You can grab the Jet from free on a £20-per-month contract, or for around £320 unlocked and SIM-free.
Speedy does it
Speed and responsiveness are the two most important features for a touchscreen, so we had high hopes for the Jet, which Samsung claims to be the fastest full-touch handset in the world. But we weren't blown away by the Jet's speed.
For example, when we swiped a finger to switch between home screens, the transition wasn't any faster or smoother than we've seen on other touchscreen phones, and was far less smooth than a top-of-the-range touchscreen device like the iPhone 3GS. There's a split-second delay between the swipe and the change, the widgets each take a moment to appear on the screen, and the speed of the transition doesn't match the speed at which you swipe your finger.
Applications like the Web browser load up very quickly -- as they do on most phones at this level -- but we didn't find rendering particularly fast. Our favourite site, CNET UK, took 15 seconds to load on the Jet over Wi-Fi, compared to 4 seconds on the 3GS. The Jet invites the comparison by calling itself the world's fastest touchscreen phone, but we cut it some slack -- it is much less expensive than the iPhone -- and also compared it to a Nokia 5800 XpressMusic. The 5800 took 10 seconds to load the site -- 5 less than the Jet.
Even subtracting the 2 seconds that it took both the Jet and the 5800 to load the Flash elements on the page -- the fancy-pants iPhone doesn't support Flash -- the Jet we tested proved far from the fastest phone for browsing the Web.

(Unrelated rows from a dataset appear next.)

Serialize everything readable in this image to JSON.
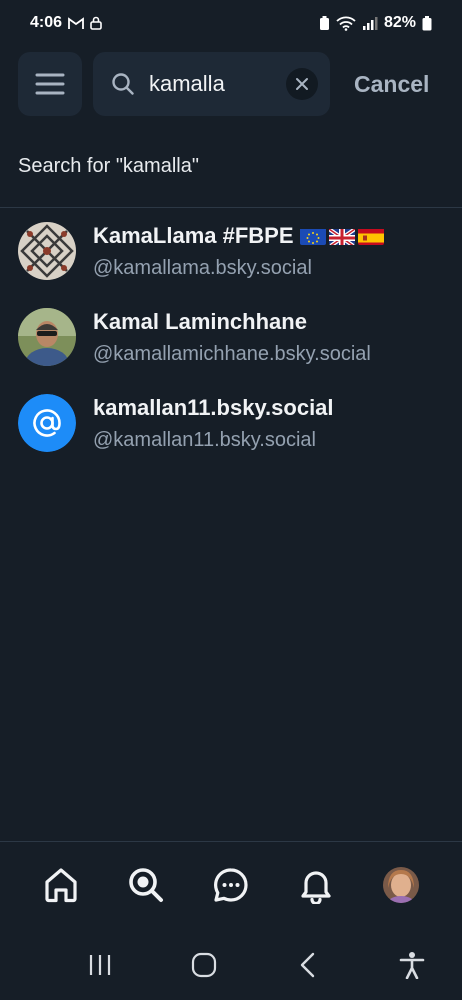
{
  "status_bar": {
    "time": "4:06",
    "battery": "82%"
  },
  "search": {
    "query": "kamalla",
    "cancel_label": "Cancel",
    "search_for_label": "Search for \"kamalla\""
  },
  "results": [
    {
      "name": "KamaLlama #FBPE",
      "handle": "@kamallama.bsky.social",
      "flags": [
        "eu-flag",
        "uk-flag",
        "spain-flag"
      ]
    },
    {
      "name": "Kamal Laminchhane",
      "handle": "@kamallamichhane.bsky.social"
    },
    {
      "name": "kamallan11.bsky.social",
      "handle": "@kamallan11.bsky.social"
    }
  ],
  "colors": {
    "background": "#161e27",
    "surface": "#1e2936",
    "accent": "#1d8cf8",
    "muted_text": "#94a1b0"
  },
  "icons": {
    "tabs": [
      "home-icon",
      "search-icon",
      "chat-icon",
      "notifications-icon",
      "profile-avatar"
    ],
    "nav": [
      "recents-icon",
      "home-circle-icon",
      "back-icon",
      "accessibility-icon"
    ]
  }
}
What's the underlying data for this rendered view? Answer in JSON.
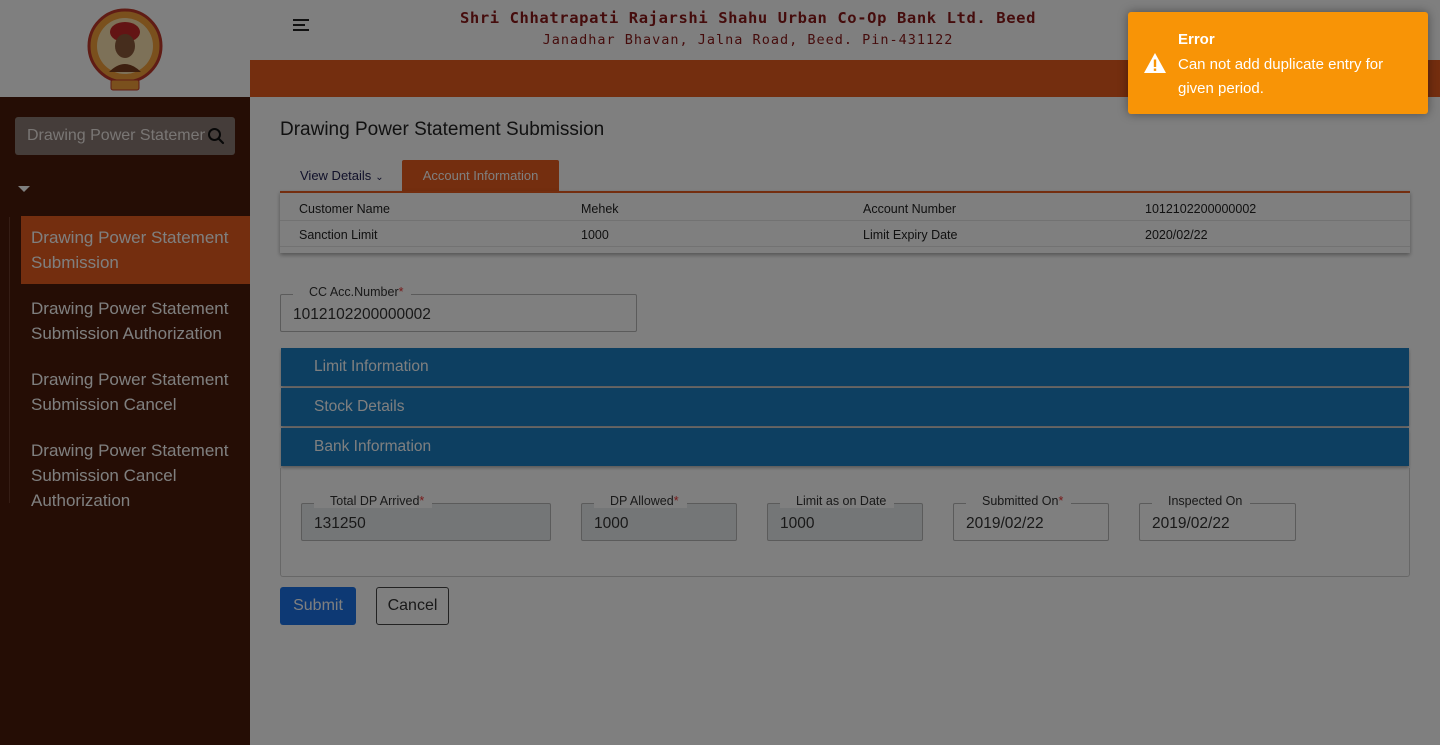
{
  "header": {
    "bank_name": "Shri Chhatrapati Rajarshi Shahu Urban Co-Op Bank Ltd. Beed",
    "bank_address": "Janadhar Bhavan, Jalna Road, Beed. Pin-431122",
    "menu_icon": "hamburger-icon",
    "logo": "bank-logo"
  },
  "sidebar": {
    "search_value": "Drawing Power Statement S",
    "search_icon": "search-icon",
    "items": [
      {
        "label": "Drawing Power Statement Submission",
        "active": true
      },
      {
        "label": "Drawing Power Statement Submission Authorization",
        "active": false
      },
      {
        "label": "Drawing Power Statement Submission Cancel",
        "active": false
      },
      {
        "label": "Drawing Power Statement Submission Cancel Authorization",
        "active": false
      }
    ]
  },
  "page": {
    "title": "Drawing Power Statement Submission",
    "tabs": {
      "view_details": "View Details",
      "account_information": "Account Information"
    }
  },
  "account_info": {
    "customer_name_label": "Customer Name",
    "customer_name": "Mehek",
    "account_number_label": "Account Number",
    "account_number": "1012102200000002",
    "sanction_limit_label": "Sanction Limit",
    "sanction_limit": "1000",
    "limit_expiry_label": "Limit Expiry Date",
    "limit_expiry": "2020/02/22"
  },
  "cc_acc": {
    "label": "CC Acc.Number",
    "required": "*",
    "value": "1012102200000002"
  },
  "sections": [
    "Limit Information",
    "Stock Details",
    "Bank Information"
  ],
  "bank_info": {
    "total_dp_arrived": {
      "label": "Total DP Arrived",
      "required": "*",
      "value": "131250"
    },
    "dp_allowed": {
      "label": "DP Allowed",
      "required": "*",
      "value": "1000"
    },
    "limit_as_on_date": {
      "label": "Limit as on Date",
      "value": "1000"
    },
    "submitted_on": {
      "label": "Submitted On",
      "required": "*",
      "value": "2019/02/22"
    },
    "inspected_on": {
      "label": "Inspected On",
      "value": "2019/02/22"
    }
  },
  "buttons": {
    "submit": "Submit",
    "cancel": "Cancel"
  },
  "toast": {
    "title": "Error",
    "message": "Can not add duplicate entry for given period.",
    "icon": "warning-icon",
    "color": "#f89406"
  },
  "colors": {
    "accent": "#e85c1e",
    "section_header": "#1a7fc2",
    "sidebar": "#4a1a0a",
    "primary_button": "#1a73e8"
  }
}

Everyday tasks like starting a new text message, opening the Web browser and viewing contacts don't feel any faster on the Jet than on the 5800. The Jet's 800MHz processor may make a difference when you're running several applications at once and making big demands on the processor, but we weren't able to prove it in our tests. A speedy processor means little if the operating system doesn't take advantage of it, and the Jet just didn't impress us in the real world.

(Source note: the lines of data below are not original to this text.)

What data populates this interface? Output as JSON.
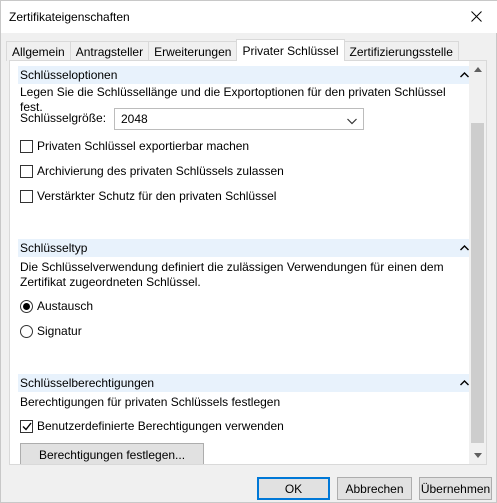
{
  "window": {
    "title": "Zertifikateigenschaften"
  },
  "tabs": [
    {
      "label": "Allgemein"
    },
    {
      "label": "Antragsteller"
    },
    {
      "label": "Erweiterungen"
    },
    {
      "label": "Privater Schlüssel",
      "active": true
    },
    {
      "label": "Zertifizierungsstelle"
    }
  ],
  "key_options": {
    "header": "Schlüsseloptionen",
    "description": "Legen Sie die Schlüssellänge und die Exportoptionen für den privaten Schlüssel fest.",
    "key_size_label": "Schlüsselgröße:",
    "key_size_value": "2048",
    "checkboxes": [
      {
        "label": "Privaten Schlüssel exportierbar machen",
        "checked": false
      },
      {
        "label": "Archivierung des privaten Schlüssels zulassen",
        "checked": false
      },
      {
        "label": "Verstärkter Schutz für den privaten Schlüssel",
        "checked": false
      }
    ]
  },
  "key_type": {
    "header": "Schlüsseltyp",
    "description_line1": "Die Schlüsselverwendung definiert die zulässigen Verwendungen für einen dem",
    "description_line2": "Zertifikat zugeordneten Schlüssel.",
    "radios": [
      {
        "label": "Austausch",
        "selected": true
      },
      {
        "label": "Signatur",
        "selected": false
      }
    ]
  },
  "key_permissions": {
    "header": "Schlüsselberechtigungen",
    "description": "Berechtigungen für privaten Schlüssels festlegen",
    "custom_checkbox_label": "Benutzerdefinierte Berechtigungen verwenden",
    "custom_checked": true,
    "set_permissions_button": "Berechtigungen festlegen..."
  },
  "footer": {
    "ok": "OK",
    "cancel": "Abbrechen",
    "apply": "Übernehmen"
  }
}
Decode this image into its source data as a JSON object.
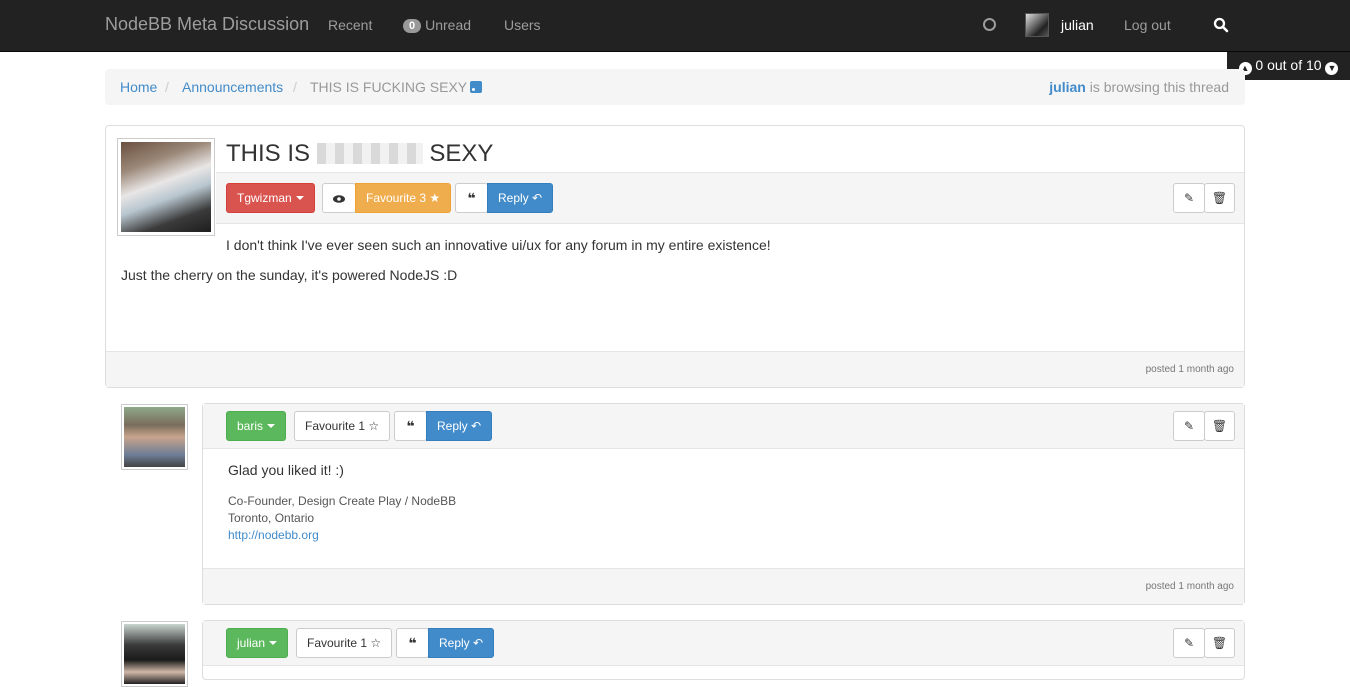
{
  "navbar": {
    "brand": "NodeBB Meta Discussion",
    "recent": "Recent",
    "unread_count": "0",
    "unread": "Unread",
    "users": "Users",
    "username": "julian",
    "logout": "Log out"
  },
  "pagination": {
    "text": "0 out of 10"
  },
  "breadcrumb": {
    "home": "Home",
    "category": "Announcements",
    "current": "THIS IS FUCKING SEXY",
    "browsing_user": "julian",
    "browsing_text": "is browsing this thread"
  },
  "main_post": {
    "title_start": "THIS IS",
    "title_end": "SEXY",
    "author": "Tgwizman",
    "favourite_label": "Favourite",
    "favourite_count": "3",
    "reply_label": "Reply",
    "text_line1": "I don't think I've ever seen such an innovative ui/ux for any forum in my entire existence!",
    "text_line2": "Just the cherry on the sunday, it's powered NodeJS :D",
    "posted": "posted 1 month ago"
  },
  "posts": [
    {
      "author": "baris",
      "favourite_label": "Favourite",
      "favourite_count": "1",
      "reply_label": "Reply",
      "text": "Glad you liked it! :)",
      "signature": [
        "Co-Founder, Design Create Play / NodeBB",
        "Toronto, Ontario",
        "http://nodebb.org"
      ],
      "posted": "posted 1 month ago"
    },
    {
      "author": "julian",
      "favourite_label": "Favourite",
      "favourite_count": "1",
      "reply_label": "Reply"
    }
  ],
  "colors": {
    "navbar_bg": "#222222",
    "link": "#428bca",
    "danger": "#d9534f",
    "success": "#5cb85c",
    "warning": "#f0ad4e",
    "primary": "#428bca"
  },
  "icons": [
    "circle-status-icon",
    "search-icon",
    "arrow-circle-up-icon",
    "arrow-circle-down-icon",
    "rss-icon",
    "eye-icon",
    "star-icon",
    "star-outline-icon",
    "quote-icon",
    "reply-icon",
    "pencil-icon",
    "trash-icon",
    "caret-down-icon"
  ]
}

Resistive is futile
The Jet also suffers from a resistive touchscreen, which feels rather squishy and requires pressure to make it respond. As a result, it seems less responsive than a capacitive touchscreen. We prefer the touchscreen on Samsung's budget phone, the Tocco Lite. We usually needed to use a fingernail, rather than a fingertip, to get the Jet to respond. The Tocco Lite shows that a resistive touchscreen can be decent, even on the cheap, so we're disappointed that Samsung hasn't managed to achieve the same with the pricier Jet.
The Jet's AMOLED screen is gorgeously bright and vivid, though. Web sites look great, although scrolling and zooming tends to be jittery. Zooming works by holding down a finger and sliding it up and down. That's an innovative idea, and it does away with screen-hogging zoom controls, but it means you can only zoom in on the centre of a page.

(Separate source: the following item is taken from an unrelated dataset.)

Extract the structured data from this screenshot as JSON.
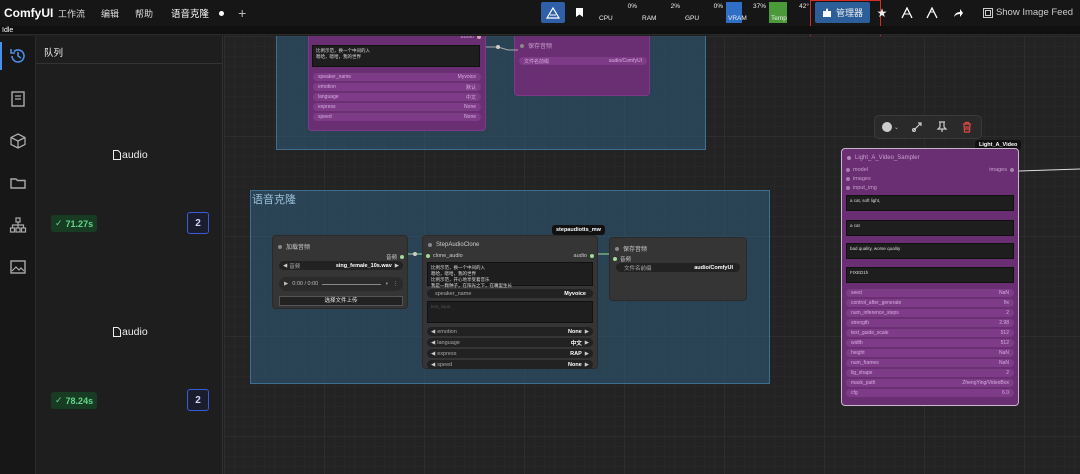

Samsung's version of the Symbian operating system is much better-looking than the version Nokia uses on the 5800, but it's confusing and too convoluted at times. For example, when we couldn't connect to a Web page, the error message was: 'Failed to connect to DPS. No response from AP.' That's not much help, even for mobile-phone experts.